It’s made in Italy. Leaving the factory owned by Fiat, this vehicle heads to the United States. Equipped with a four liter engine, interesting styling and cartoon-ish dimensions this automobile is economical and has an aesthetic that is hard to forget. Could it be a two-seater convertible ready to be flung around the corners or a sensible euro hatch ready for city streets and a load of groceries? It’s actually a Jeep.
The 2015 Jeep Renegade was noted for being one of the top ten most Googled cars of 2015 according to the New York Daily News. New for the 2015 Jeep line-up, the Renegade is sure to turn some heads. The compact crossover is the result of Fiat’s acquisition of the Jeep brand, as well as Chrysler, in 2014. Although managed by the Italian automaker the new Renegade maintains the tell tale signs of traditional Jeep styling. It is clear why the Renegade is so popular online. Motoring Crunch reported Friday that the off-roadability of the vehicle make it a great contender to demand attention from the market. The styling throughout and the work unseen are key factors that make this car so popular with buyers.
The exterior styling is rugged and masculine. Sporting the signature Jeep grille with elongated ovals the Renegade unmistakably fits in with the rest of the line-up. Following the straight lines from front to back of this beefy-looking, yet compact, SUV leads the viewer across the short body to the rear. The back of the vehicle looks boxy and utilitarian, yet still has enough styling to look more fluid than a Nissan Cube or Scion xB. What’s most notable about the rear styling is the white ‘x’ that is in the middle of the tail lights. The lights, which jet out of the body in black molding, protrude to accentuate the unique styling choice. Inside the trends continue.
Although considered a small SUV, the Renegade makes use of it’s space efficiently and with style. Drivers of the Renegade will notice the head room inside immediately.

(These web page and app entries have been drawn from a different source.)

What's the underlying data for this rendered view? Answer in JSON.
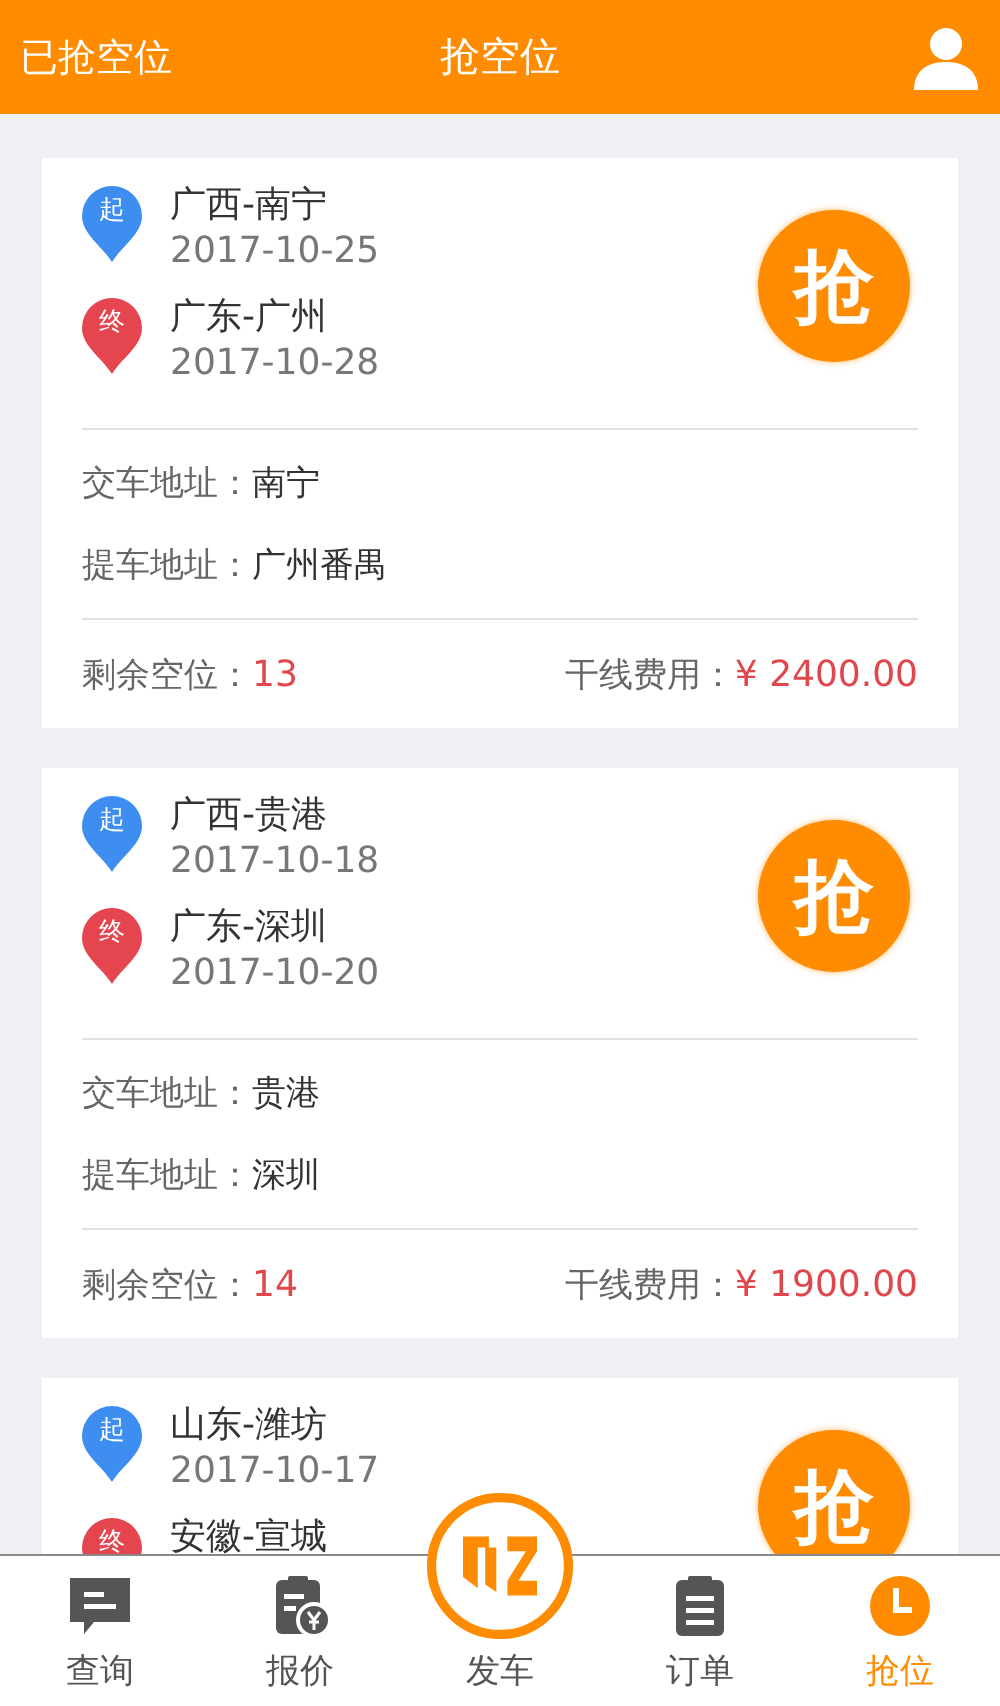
{
  "header": {
    "left_link": "已抢空位",
    "title": "抢空位"
  },
  "cards": [
    {
      "start": {
        "badge": "起",
        "place": "广西-南宁",
        "date": "2017-10-25"
      },
      "end": {
        "badge": "终",
        "place": "广东-广州",
        "date": "2017-10-28"
      },
      "grab": "抢",
      "details": [
        {
          "label": "交车地址：",
          "value": "南宁"
        },
        {
          "label": "提车地址：",
          "value": "广州番禺"
        }
      ],
      "seats": {
        "label": "剩余空位：",
        "value": "13"
      },
      "fee": {
        "label": "干线费用：",
        "value": "¥ 2400.00"
      }
    },
    {
      "start": {
        "badge": "起",
        "place": "广西-贵港",
        "date": "2017-10-18"
      },
      "end": {
        "badge": "终",
        "place": "广东-深圳",
        "date": "2017-10-20"
      },
      "grab": "抢",
      "details": [
        {
          "label": "交车地址：",
          "value": "贵港"
        },
        {
          "label": "提车地址：",
          "value": "深圳"
        }
      ],
      "seats": {
        "label": "剩余空位：",
        "value": "14"
      },
      "fee": {
        "label": "干线费用：",
        "value": "¥ 1900.00"
      }
    },
    {
      "start": {
        "badge": "起",
        "place": "山东-潍坊",
        "date": "2017-10-17"
      },
      "end": {
        "badge": "终",
        "place": "安徽-宣城"
      },
      "grab": "抢"
    }
  ],
  "tabs": [
    {
      "label": "查询",
      "kind": "chat",
      "selected": false
    },
    {
      "label": "报价",
      "kind": "quote",
      "selected": false
    },
    {
      "label": "发车",
      "kind": "launch",
      "selected": false
    },
    {
      "label": "订单",
      "kind": "order",
      "selected": false
    },
    {
      "label": "抢位",
      "kind": "clock",
      "selected": true
    }
  ]
}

The cabin seems much larger than it actually is because of all of the headroom, but don’t be confused, it is surprisingly large and comfortable. The rear seats are completely functional for full size adults with legs, as opposed to many cars that lack any noticeable leg space for rear passengers. The all black interior of the Sport model tested showed off the ‘Jeep’ logo stylishly embroidered across all the upholstery. The dashboard sports A/C vents that jut out of it, just to the left of the ‘oh-no’ handle bar also seen in the Wrangler for the passenger to hold in case the Renegade runs out of paved road, which won’t be a problem if the AWD option is equipped.
It’s no surprise the Renegade takes styling cues from the Wrangler. The Renegade is the car that has the aesthetic that makes it look like it can climb a mountain but without having to fork up the premium to have off-road features installed on the car. The off-roading look even makes its way onto the tachometer where the red line is actually an orange rock fall. Although the test vehicle looks like it was on the off-road trails because of its looks the suspension felt quite the opposite.
The Renegade eagerly and comfortably absorbed the biggest pot holes the road could throw at it. The ride on the vehicle was cushy enough to feel luxurious but had enough road feel to remind the driver that they aren’t piloting a strangely rugged Cadillac down the road. The Renegade even took turns at speed without as much body lean as expected for an SUV with such a high profile.
Propelling the Renegade around corners is a 160hp 1.4 turbo four cylinder with a six speed manual. Available as well is a 23/32 mpg 2.4 liter four cylinder with, astonishingly, a nine speed automatic. The tester came with the 1.4 turbo four which has enough power to propel the Renegade, but only if the driver has the patience. The turbo lag on the 1.4 is noticeable and annoying which is why the 2.4 is much better.
Weaving through traffic isn’t a problem for the Renegade. The sight lines on the small SUV are good and blind spots are limited even with large rear pillars. The rear window is adequate enough for the driver to see the last person they’ve passed but that’s about it. If the driver is looking for windows it’s important to add some optional extras to the Renegade like the My sky power sunroof.
Also an extra on the Renegade is the Uconnect® system that features a wifi hotspot so passengers can tweet that they’re off-roading in the only trail-rated trim of the Renegade, the Trailhawk. Ground clearance is improved in the Trailhawk from 7.9 to 8.7 inches which helps for those pesky boulders and uneven terrain. Moreover, the Renegade owners that don’t choose the Trailhawk trim sport the 4×4 Active Drive system which aims for maximum power utilization by switching between front and all-wheel drive automatically.
Although made in Melfi, Italy with the Fiat 500X, the Renegade can have both an interesting aesthetic and the off-road systems to back it up. Starting at $18,990 the Renegade attracts attention for its features and realistic price. Even with all the extras, the Renegade can be a trail-going 4×4 with leather seats, wifi hotspot and sunroof all wrapped up in a head-turning small SUV for less than $34,000. It’s Jeep’s attempt at combining smart proportions and fuel economy from the Compass with the off-road capability and looks from the Wrangler with the comfort of the Grand Cherokee. For these reasons, the Renegade demands attention from buyers.